Problem:
Your answer is a copy of every line in the records where "ipDISK" appears.

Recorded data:
━━━━━━
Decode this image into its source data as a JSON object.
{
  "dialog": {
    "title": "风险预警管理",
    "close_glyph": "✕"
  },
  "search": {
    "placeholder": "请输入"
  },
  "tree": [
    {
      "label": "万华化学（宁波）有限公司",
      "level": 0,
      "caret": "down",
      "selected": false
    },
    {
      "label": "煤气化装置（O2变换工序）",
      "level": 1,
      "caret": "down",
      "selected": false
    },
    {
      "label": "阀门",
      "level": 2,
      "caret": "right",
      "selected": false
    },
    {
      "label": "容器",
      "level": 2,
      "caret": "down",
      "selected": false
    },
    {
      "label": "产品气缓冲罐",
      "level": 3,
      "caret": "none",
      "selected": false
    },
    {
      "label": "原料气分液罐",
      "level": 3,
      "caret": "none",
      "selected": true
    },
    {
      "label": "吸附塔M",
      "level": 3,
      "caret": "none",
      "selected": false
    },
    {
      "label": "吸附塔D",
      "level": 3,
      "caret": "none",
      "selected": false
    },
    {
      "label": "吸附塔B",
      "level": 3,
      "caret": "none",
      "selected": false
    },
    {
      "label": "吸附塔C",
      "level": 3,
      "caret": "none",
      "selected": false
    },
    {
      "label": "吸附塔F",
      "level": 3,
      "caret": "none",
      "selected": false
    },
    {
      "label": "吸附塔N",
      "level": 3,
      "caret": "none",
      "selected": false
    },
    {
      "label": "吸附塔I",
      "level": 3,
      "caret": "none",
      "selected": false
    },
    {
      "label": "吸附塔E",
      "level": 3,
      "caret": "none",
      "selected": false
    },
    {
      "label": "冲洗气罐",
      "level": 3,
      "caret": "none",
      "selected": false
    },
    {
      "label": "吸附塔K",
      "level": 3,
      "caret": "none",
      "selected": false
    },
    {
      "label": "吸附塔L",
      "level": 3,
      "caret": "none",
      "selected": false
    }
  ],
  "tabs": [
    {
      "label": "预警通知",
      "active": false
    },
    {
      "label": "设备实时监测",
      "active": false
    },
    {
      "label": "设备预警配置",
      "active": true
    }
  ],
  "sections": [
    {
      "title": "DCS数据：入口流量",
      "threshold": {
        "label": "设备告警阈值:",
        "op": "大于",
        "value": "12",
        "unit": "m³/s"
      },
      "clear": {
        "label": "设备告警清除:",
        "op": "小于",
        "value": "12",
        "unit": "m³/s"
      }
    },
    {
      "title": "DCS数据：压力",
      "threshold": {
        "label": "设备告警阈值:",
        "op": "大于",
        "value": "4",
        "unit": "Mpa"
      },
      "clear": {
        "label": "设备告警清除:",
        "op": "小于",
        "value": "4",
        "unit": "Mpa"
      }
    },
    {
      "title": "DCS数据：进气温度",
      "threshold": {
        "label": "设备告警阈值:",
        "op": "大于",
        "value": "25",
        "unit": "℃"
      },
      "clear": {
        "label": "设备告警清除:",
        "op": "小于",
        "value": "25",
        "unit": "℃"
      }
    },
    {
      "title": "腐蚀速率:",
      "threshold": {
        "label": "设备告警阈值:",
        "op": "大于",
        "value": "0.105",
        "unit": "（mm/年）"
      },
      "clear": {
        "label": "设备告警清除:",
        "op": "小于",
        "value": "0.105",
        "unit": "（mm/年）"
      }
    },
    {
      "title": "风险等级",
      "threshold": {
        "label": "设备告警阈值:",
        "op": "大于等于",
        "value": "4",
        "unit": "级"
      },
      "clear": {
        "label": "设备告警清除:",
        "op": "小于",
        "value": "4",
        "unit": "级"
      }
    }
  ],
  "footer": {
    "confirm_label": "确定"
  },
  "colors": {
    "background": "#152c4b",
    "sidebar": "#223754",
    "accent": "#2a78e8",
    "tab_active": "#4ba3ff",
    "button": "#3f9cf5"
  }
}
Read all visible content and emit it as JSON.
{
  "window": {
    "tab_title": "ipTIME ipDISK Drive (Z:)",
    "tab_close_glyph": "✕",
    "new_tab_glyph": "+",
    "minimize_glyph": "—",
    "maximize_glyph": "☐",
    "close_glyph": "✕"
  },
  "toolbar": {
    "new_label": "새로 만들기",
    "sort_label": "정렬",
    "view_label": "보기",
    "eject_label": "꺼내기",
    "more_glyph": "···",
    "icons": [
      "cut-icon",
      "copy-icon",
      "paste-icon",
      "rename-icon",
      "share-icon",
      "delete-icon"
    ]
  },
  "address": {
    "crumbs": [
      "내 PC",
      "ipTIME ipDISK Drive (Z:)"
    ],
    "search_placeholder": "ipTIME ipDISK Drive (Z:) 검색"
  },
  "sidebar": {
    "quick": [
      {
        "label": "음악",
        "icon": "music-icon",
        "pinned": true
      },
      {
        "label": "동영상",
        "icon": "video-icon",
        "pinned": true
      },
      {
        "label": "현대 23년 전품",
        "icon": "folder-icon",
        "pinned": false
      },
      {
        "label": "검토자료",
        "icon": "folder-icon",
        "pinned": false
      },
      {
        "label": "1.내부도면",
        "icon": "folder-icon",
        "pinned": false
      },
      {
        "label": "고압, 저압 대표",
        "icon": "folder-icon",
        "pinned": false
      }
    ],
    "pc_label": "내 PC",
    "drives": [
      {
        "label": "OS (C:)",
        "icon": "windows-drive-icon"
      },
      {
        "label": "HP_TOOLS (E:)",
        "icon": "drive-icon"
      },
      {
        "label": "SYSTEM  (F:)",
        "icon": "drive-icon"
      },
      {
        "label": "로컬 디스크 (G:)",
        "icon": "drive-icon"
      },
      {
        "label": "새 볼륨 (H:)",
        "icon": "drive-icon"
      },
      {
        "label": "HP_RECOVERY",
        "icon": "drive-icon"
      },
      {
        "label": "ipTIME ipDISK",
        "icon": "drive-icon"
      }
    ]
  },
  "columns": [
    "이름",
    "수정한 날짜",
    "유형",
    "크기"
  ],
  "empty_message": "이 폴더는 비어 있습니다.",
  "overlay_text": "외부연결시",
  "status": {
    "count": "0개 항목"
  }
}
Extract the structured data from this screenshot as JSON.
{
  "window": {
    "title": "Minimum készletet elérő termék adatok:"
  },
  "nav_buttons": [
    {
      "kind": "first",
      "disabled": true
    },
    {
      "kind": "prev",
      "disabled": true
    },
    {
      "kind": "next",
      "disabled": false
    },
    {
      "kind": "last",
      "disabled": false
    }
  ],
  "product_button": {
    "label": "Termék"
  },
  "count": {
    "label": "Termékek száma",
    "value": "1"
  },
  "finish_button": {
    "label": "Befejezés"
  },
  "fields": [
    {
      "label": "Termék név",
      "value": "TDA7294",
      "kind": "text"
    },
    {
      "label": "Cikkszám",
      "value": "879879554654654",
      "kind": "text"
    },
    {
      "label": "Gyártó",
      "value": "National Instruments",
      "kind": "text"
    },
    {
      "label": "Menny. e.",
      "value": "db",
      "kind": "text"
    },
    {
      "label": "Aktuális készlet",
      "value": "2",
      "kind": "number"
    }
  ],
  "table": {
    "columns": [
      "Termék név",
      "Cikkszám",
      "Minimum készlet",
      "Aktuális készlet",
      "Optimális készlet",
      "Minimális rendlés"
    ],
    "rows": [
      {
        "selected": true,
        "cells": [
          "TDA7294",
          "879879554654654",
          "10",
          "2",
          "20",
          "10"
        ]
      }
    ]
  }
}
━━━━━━
Answer to this problem:
    "tab_title": "ipTIME ipDISK Drive (Z:)",
      "ipTIME ipDISK Drive (Z:)"
    "search_placeholder": "ipTIME ipDISK Drive (Z:) 검색"
        "label": "ipTIME ipDISK",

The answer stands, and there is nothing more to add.